TASK REQUIREMENTS
Go through the entries below and work out how many lines include "Gestion". Answer with the number only.

DATA SHOWN
- - -
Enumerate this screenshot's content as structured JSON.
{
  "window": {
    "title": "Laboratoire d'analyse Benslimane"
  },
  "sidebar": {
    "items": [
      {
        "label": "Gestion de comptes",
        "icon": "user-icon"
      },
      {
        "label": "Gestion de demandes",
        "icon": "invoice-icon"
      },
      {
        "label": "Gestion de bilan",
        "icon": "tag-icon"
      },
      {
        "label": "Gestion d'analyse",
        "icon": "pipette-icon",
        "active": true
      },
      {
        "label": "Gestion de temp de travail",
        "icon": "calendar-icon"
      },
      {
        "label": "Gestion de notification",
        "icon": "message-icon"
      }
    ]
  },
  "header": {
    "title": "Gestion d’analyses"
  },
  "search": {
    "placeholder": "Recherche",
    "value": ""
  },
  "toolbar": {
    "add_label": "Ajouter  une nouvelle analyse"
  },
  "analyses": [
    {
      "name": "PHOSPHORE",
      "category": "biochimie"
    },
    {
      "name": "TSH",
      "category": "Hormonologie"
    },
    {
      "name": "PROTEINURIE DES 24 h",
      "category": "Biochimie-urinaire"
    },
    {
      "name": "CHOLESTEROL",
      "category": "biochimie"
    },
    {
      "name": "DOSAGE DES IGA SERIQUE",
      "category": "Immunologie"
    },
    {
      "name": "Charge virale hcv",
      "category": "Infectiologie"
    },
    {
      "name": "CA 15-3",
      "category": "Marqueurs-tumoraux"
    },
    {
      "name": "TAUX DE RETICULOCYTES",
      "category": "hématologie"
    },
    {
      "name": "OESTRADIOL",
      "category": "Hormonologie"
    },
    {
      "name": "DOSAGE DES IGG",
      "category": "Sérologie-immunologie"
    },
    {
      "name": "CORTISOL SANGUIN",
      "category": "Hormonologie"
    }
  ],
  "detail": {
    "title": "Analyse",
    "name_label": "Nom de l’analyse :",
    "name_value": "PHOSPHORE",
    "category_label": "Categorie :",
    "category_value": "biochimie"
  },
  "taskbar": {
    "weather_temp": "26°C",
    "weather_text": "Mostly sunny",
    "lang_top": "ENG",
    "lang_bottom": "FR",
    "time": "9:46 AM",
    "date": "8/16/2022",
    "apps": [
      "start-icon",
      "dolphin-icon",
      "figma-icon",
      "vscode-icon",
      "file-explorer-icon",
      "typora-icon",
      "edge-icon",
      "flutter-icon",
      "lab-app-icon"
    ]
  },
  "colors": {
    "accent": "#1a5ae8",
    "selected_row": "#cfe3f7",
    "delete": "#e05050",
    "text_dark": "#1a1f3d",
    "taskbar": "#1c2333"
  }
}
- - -
TASK RESPONSE
7